Helping countries better monitor and report on forest and land-use under the Paris Climate Agreement
FAO and GEF team up in new project to make forest data more transparent, accessible and available11 November 2019, Rome - FAO today launched a new $7.1 million project supported by the Global Environment Facility (GEF) to make forest data more accessible, transparent and available, and, in particular, help developing countries to meet the Paris Climate Agreement's enhanced transparency requirements. Efficient monitoring of and reporting on forests and land-use change is essential for tracking progress towards the Sustainable Development Goals (SDGs) and as countries adopt climate change-mitigation and adaptation measures.
The project is co-funded by GEF ($1.9 million) and FAO ($5.2 million). It is one of only four global projects approved under the GEF's Capacity Building Initiative for Transparency (CBIT) - a new trust fund aimed at supporting countries' implementation of the Paris Agreement. "Many developing countries lack the capacity to generate reliable forest data to report on their climate achievements. This project will provide an essential platform for more transparent forest-related data, helping countries to compile, analyze and disseminate better data in line with the Paris Agreement's requirements," said Hiroto Mitsugi, FAO Assistant Director-General, Forestry Department.
The project will directly benefit 26 targeted countries across Asia, Africa and Latin America and more broadly some 185 countries and territories that are part of the global network of National Correspondents for the Global Forest Resources Assessment. The project will be implemented over two years by FAO's Global Forest Resources Assessment and National Forest Monitoring teams, which already support 70 countries in their forest-monitoring to ensure more sustainable forest management and better reporting.

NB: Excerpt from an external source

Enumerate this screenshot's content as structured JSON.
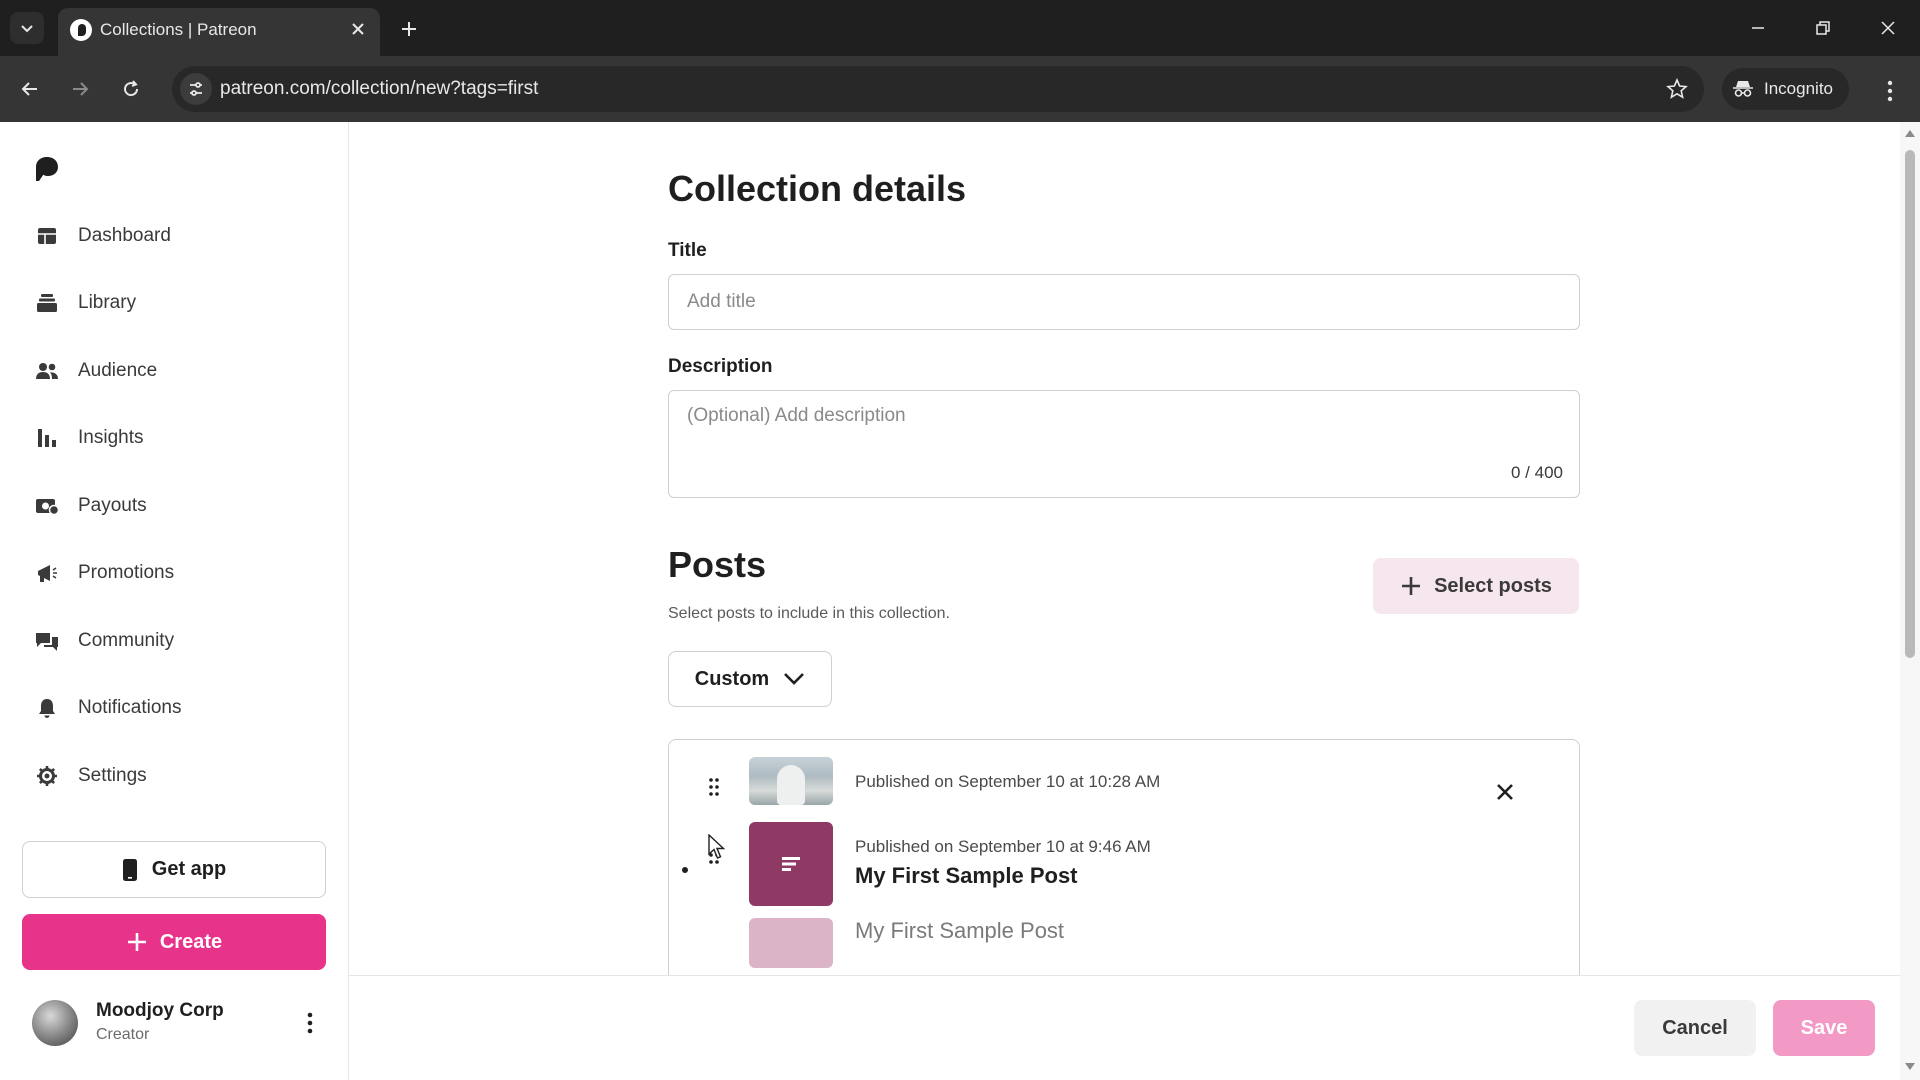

"The adoption and use of SEPAL for forest monitoring has exceeded all expectations and its impact on country reporting to the United Nations Framework Convention on Climate Change (UNFCCC) is already a significant improvement compared to previous years," said Tiina Vahanen, Chief, Forestry Policy and Resources Division in FAO's Forestry Department.
What will the project do?
The project will focus on:
- Upgrading FAO's Global Forest Resources Assessment (FRA 2020) reporting platform. Launched in March 2018, the platform has been used for the collection of data on the status and trends of the world's forest resources. The upgrade will allow for more transparent reporting and easier access to the reported data.
- Developing an e-learning course on transparency in the forest sector for government forestry staff, but with the aim of making the course more broadly available - to universities, private sector and intergovernmental organizations.
- Organizing sub-regional and national workshops across Asia, Africa and Latin America and the Caribbean to build countries' and sub-regions' capacities in forest management, and introduce innovative forestry tools such as SEPAL and Open Foris developed by FAO and partners.
- Identifying and sharing case studies and best practices on transparency in the forest sector.
- Developing a series of outreach and communication materials to raise awareness on the importance of data collection, analysis and dissemination for transparency in the forest sector.
The FAO teams will work closely with partners, including the global FRA National Correspondent network , the Global Forest Observations Initiative (GFOI) , United Nations Framework Convention on Climate Change (UNFCCC) and the CBIT Global Coordination Platform.
Arial view of a tropical forest in Indonesia.